Republican Sen. Chuck Hagel said this week that the longer we stay in Iraq, the more it looks like Vietnam. In so many ways he is right and as a decorated veteran of that earlier war he has the experience and the authority to offer that judgment.
But Vietnam comparisons are wrong in one respect. Listening to the Johnson White House tapes of the early months of 1963-1964, one cannot help but sense the anguish, turmoil and indecision as the president grapples with pressures to escalate the war and send more troops to the inescapable battlefields of Southeast Asia. Sleepless to the point that Lady Bird worried for his health, LBJ would go to the White House situation room at midnight to await the nightly casualty reports.

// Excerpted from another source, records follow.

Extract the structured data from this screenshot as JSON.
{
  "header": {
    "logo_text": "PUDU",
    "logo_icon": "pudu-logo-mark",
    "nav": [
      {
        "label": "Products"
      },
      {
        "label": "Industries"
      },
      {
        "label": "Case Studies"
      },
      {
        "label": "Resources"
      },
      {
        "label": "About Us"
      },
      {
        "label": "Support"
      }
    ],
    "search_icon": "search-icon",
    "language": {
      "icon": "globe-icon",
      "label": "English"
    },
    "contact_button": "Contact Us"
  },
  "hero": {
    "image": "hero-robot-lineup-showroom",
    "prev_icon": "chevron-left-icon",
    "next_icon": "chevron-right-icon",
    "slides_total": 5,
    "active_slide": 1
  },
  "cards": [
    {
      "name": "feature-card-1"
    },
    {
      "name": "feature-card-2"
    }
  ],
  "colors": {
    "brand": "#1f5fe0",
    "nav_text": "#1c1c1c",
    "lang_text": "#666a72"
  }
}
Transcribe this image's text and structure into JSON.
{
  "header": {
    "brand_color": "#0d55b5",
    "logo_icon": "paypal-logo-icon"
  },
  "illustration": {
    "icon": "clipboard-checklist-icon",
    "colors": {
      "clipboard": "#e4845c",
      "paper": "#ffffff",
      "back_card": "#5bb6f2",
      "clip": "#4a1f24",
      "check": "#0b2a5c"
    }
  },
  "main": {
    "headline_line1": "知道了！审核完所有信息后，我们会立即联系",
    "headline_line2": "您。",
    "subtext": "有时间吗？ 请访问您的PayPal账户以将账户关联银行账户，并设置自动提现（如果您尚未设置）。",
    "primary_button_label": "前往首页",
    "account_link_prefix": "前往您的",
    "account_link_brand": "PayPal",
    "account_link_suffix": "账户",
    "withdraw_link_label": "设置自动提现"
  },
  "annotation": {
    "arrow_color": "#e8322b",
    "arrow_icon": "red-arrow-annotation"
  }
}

By contrast, George W. Bush is “hangin’ loose,” as he puts it, spending August at the ranch in Crawford, riding his bike, taking side trips to friendly conventions of veterans and hitting the sack by nine. At the VFW, he presented the latest version of his rolling rationale for continuing the war in Iraq. We must finish the task, he now says, to honor the fallen.
Yet he cannot find time to meet with Cindy Sheehan, the mother of a fallen soldier who demands to know what noble cause her son died for. “I’ve got to get on with my life,” said the president. His life? Could he have found a more infelicitous formulation?
As he prepared to invade Iraq, Bush said he did not consult his father; he consulted a higher Father. Whatever he was told in that venue, America would have been better off if he just stayed within the family. In his last major speech as president, Bush Sr. addressed a West Point audience, formulating a set of principles for using military force in the post-Cold War world. How much better off we would be if his son had taken seriously just one sentence in that speech: “But in every case involving the use of force, it will be essential to have a clear and achievable mission, a realistic plan for accomplishing the mission and criteria no less realistic for withdrawing U.S. forces once the mission is complete.”
For Iraq, we had none of the above. We found no WMDs, nor al-Qaida connections. We failed to secure the borders to keep out immigrant terrorists or even guard Saddam’s ammunition dumps. We failed to armor our vehicles so now local and imported terrorists are killing and maiming our soldiers. This week there was a report that the Iraqi exile we put in charge of running the defense ministry has stolen $1 billion, using phony and inflated contracts, paying double and triple the going rate for arms and gasoline.
We have bungled the war, the occupation, and now we hasten the governing council to adopt an Iraqi constitution that will effectively make Islamic law supreme. This is the democracy we promise for the Middle East?
The common explanation is that this disaster in Iraq grew out of “intelligence failures” at the outset. No one has been saddled with the blame; indeed, CIA director George Tenet got a Medal of Freedom for his blundering.
That is why a CNN documentary, “Dead Wrong: Inside an Intelligence Meltdown,” is timely. Produced by Sherry Jones and hosted by David Ensor, it will be broadcast several times on “CNN Presents” over this weekend.
“Dead Wrong” reviews the intelligence run-up to the congressional authorization and the invasion. You hear from all the main characters: Vice President Dick Cheney says there is no doubt that Saddam has weapons of mass destruction; Secretary of Defense Donald Rumsfeld pushes the connection between Iraq and al-Qaida; National Security Adviser Condoleezza Rice says the aluminum tubes are suited only for nuclear weapons; Tenet says the CIA’s intelligence indicates a “slam dunk”; Secretary of State Colin Powell tells the U.N. that Saddam has biological weapons labs mounted on trucks; Bush says the smoking gun could come in the form of a mushroom cloud.
What “Dead Wrong” carefully demonstrates is that none of the above proved true. More important, using testimony from government and CIA officials now out of office, the documentary shows how the administration built its case for invading Iraq by “cherry picking” — using scraps of intelligence to build a worse-case scenario. The intelligence was rigged and Americans were scared into supporting the war.
“Dead Wrong” makes a powerful, convincing case that the Bush administration hijacked the intelligence community. Watch it and make up your own mind.